Visa and passport requirements
US passport holders will need a 30-day visa to enter Vietnam. We can send you the relevant forms for a visa around three months before your trip and you can then apply using our external visa service. Alternatively, you can apply for a single-entry electronic visa — you’ll need to upload passport photos and fill in your personal details on the Vietnam Immigration Department website, and should receive a response within three business days. Visas cost approximately US$25.
If preferred, you can obtain a visa on arrival, although you’ll still need to fill in some paperwork before you leave home and might have a longer wait at the airport.
Your passport must be valid for at least six months after the date of your departure from Vietnam and have at least two blank pages. You should also get your passport stamped on arrival in Vietnam and when you leave to avoid any further fees for onward travel.

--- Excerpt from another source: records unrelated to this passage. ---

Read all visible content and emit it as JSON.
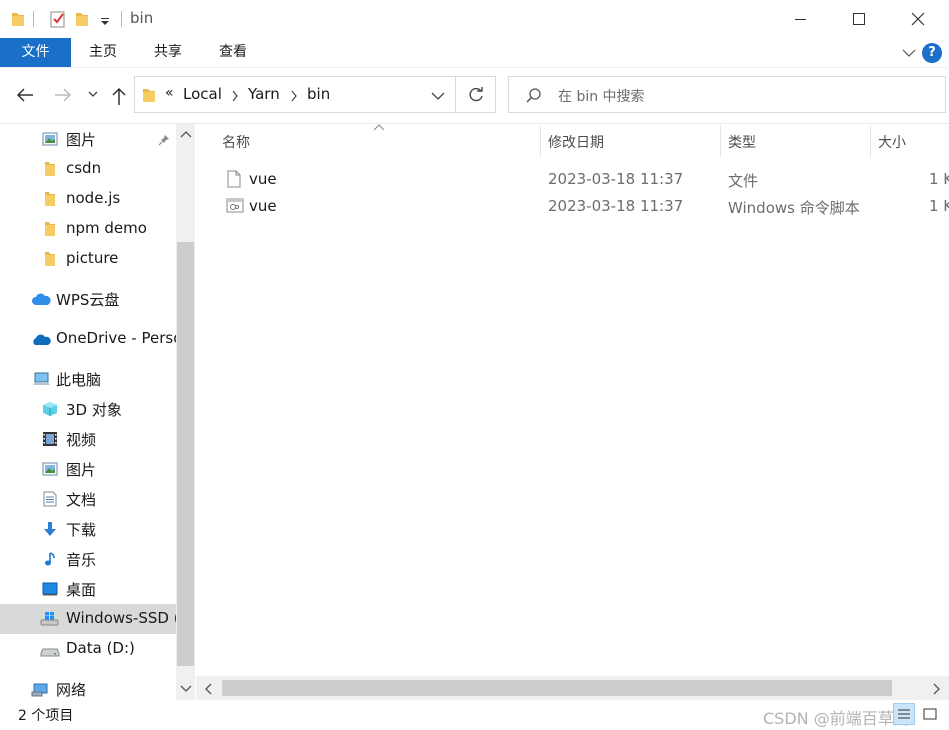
{
  "window": {
    "title": "bin"
  },
  "ribbon": {
    "tabs": [
      {
        "label": "文件"
      },
      {
        "label": "主页"
      },
      {
        "label": "共享"
      },
      {
        "label": "查看"
      }
    ]
  },
  "address": {
    "overflow": "«",
    "crumbs": [
      "Local",
      "Yarn",
      "bin"
    ]
  },
  "search": {
    "placeholder": "在 bin 中搜索"
  },
  "navpane": {
    "items": [
      {
        "label": "图片",
        "icon": "pictures-icon"
      },
      {
        "label": "csdn",
        "icon": "folder-icon"
      },
      {
        "label": "node.js",
        "icon": "folder-icon"
      },
      {
        "label": "npm demo",
        "icon": "folder-icon"
      },
      {
        "label": "picture",
        "icon": "folder-icon"
      },
      {
        "label": "WPS云盘",
        "icon": "cloud-icon"
      },
      {
        "label": "OneDrive - Perso",
        "icon": "onedrive-icon"
      },
      {
        "label": "此电脑",
        "icon": "computer-icon"
      },
      {
        "label": "3D 对象",
        "icon": "3d-objects-icon"
      },
      {
        "label": "视频",
        "icon": "video-icon"
      },
      {
        "label": "图片",
        "icon": "pictures-icon"
      },
      {
        "label": "文档",
        "icon": "documents-icon"
      },
      {
        "label": "下载",
        "icon": "download-icon"
      },
      {
        "label": "音乐",
        "icon": "music-icon"
      },
      {
        "label": "桌面",
        "icon": "desktop-icon"
      },
      {
        "label": "Windows-SSD (",
        "icon": "windows-drive-icon"
      },
      {
        "label": "Data (D:)",
        "icon": "drive-icon"
      },
      {
        "label": "网络",
        "icon": "network-icon"
      }
    ]
  },
  "files": {
    "columns": {
      "name": "名称",
      "modified": "修改日期",
      "type": "类型",
      "size": "大小"
    },
    "rows": [
      {
        "name": "vue",
        "modified": "2023-03-18 11:37",
        "type": "文件",
        "size": "1 K",
        "icon": "file-icon"
      },
      {
        "name": "vue",
        "modified": "2023-03-18 11:37",
        "type": "Windows 命令脚本",
        "size": "1 K",
        "icon": "script-file-icon"
      }
    ]
  },
  "status": {
    "count": "2 个项目",
    "watermark": "CSDN @前端百草阁"
  },
  "colors": {
    "accent": "#1a6fc9",
    "folder": "#e8b84a"
  }
}
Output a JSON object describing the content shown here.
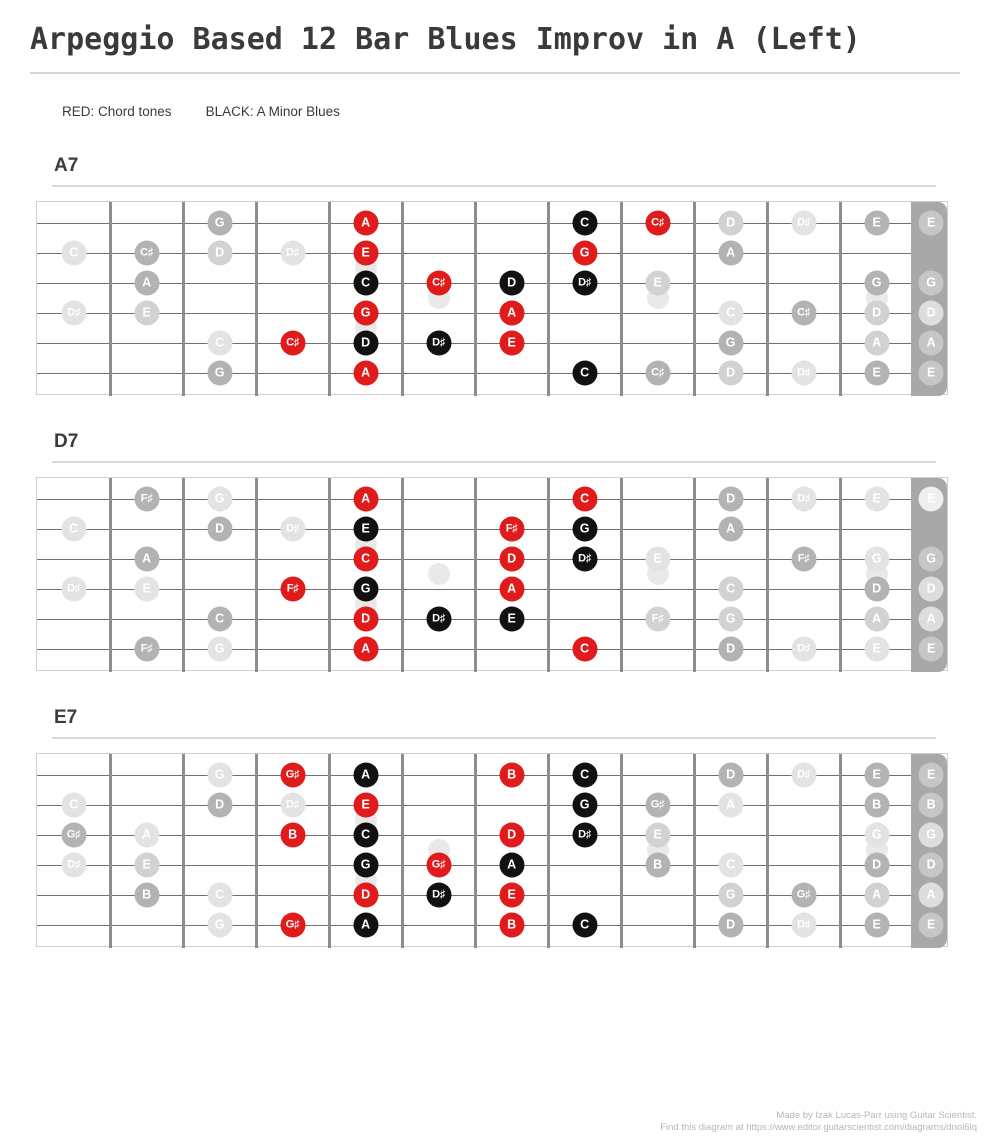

Your doctor can provide you with immunization and antimalarials advice for Vietnam. You can also check the recommended vaccinations by visiting the Centers for Disease Control and Prevention website.
There’s a risk of Zika virus transmission in Vietnam. If you’re pregnant or trying to conceive, please consult with your doctor for advice.
The country stretches for over 1,600 km (994 miles) from north to south so we often travel the longer distances by air, with private vehicles covering the more interesting overland sections. Vietnam also combines well with Cambodia’s Angkor temples or a visit to hidden Laos.
With its French colonial heritage, Vietnam has been quick to use its splendid buildings to good effect and turn them into the finest hotels in the region. Many are located in the heart of the old towns, ideally placed to explore the nearby restaurants and markets.
All the hotels we use have been hand-picked by our staff for their location, character or individual appeal. The coast here is much less developed than in nearby Thailand or Malaysia, and there are some wonderful beaches where we use sophisticated resorts or small family-run guest houses.
To explore further afield we can use homestays in the Mekong Delta and the Tonkinese Alps. A night or two in a converted merchant’s house in Hoi An or Hanoi represents an unusual alternative.
Perhaps not surprisingly, Vietnamese is the official language. It is a tonal language and uses the Roman alphabet together with tone and diacritical marks. There are a huge variety of regional dialects and numerous other languages such as Chinese, Khmer and Lao across the country. The older generations still speak French, and Russian is still spoken and understood by the middle aged. European languages have fast become popular with the younger generations of Vietnam with English being widely understood and spoken.
Food and drink
Vietnam has a wonderful array of culinary delights making its food and drink one of the many highlights of any visit to this fascinating country. The most famous dish must be Pho rice noodles. Extremely popular, this dish is happily eaten at anytime of the day though is especially popular for breakfast as it provides a hearty meal to keep you sustained throughout the day. Spring rolls are another popular snack and come in many guises. Local specialties include fish cooked in banana leaf and white rose (steamed prawn dumplings) in Hoi An, Pork cooked with caramel in a clay pot in Ho Chi Minh City and the spectacular elephant ear fish in the Mekong Delta. Vietnamese dishes are not complete without nuoc mam (a potent fish sauce) or mam tom (shrimp sauce).
Coffee is served strong and is sweetened with condensed milk, a guaranteed pick me up. Local and imported beers are popular and widely available at relatively inexpensive prices. Rice wine is also very popular and cheap, though extremely potent. Imported wines are often available at up market restaurants though at a premium.
Tipping is very much a part of Vietnamese culture especially in the service industry and you should be prepared to tip guides, drivers and porters who assist you during your stay. As a guideline if you are traveling alone we would recommend that you tip your guide between $7-8 per day, if traveling in a couple then allow $8-10 per couple per day. When traveling in a group of 3-4 then tipping in the region of $10-15 per group per day is appropriate, when traveling in groups larger than four then allow an increase roughly equating to 10% more for each additional person in the group.
Money and expenses
The currency of Vietnam is the dong. Notes in circulation are in denominations of 200, 500, 1000, 2000, 5000, 10,000, 20,000 50,000, & 100,000. It can be difficult to change high denomination notes in some of the smaller places.
The US Dollar is the most favored foreign currency. British pounds and Euros can usually be changed in the larger cities; great difficulty may be encountered in trying to exchange any other currencies.
Social conventions and etiquette
In general the Vietnamese dress standards are very conservative especially in areas away from the main towns and cities. When visiting temples and religious sites it is best to avoid shorts and sleeveless t-shirts to be respectful.
It is considered very unlucky to leave chopsticks sticking up in a bowl of rice, as they resemble incense burned for the dead and is considered a powerful omen.
Do not take photos of people without asking permission first.
Our certified country specialists can advise on any safety concerns you may have. For current information, please refer to the State Department website.
When to go to Vietnam
You'll find temperature and rainfall information, together with a month-by-month guide on visiting, on our guide for when to go to Vietnam.
22 hours (New York to Hanoi)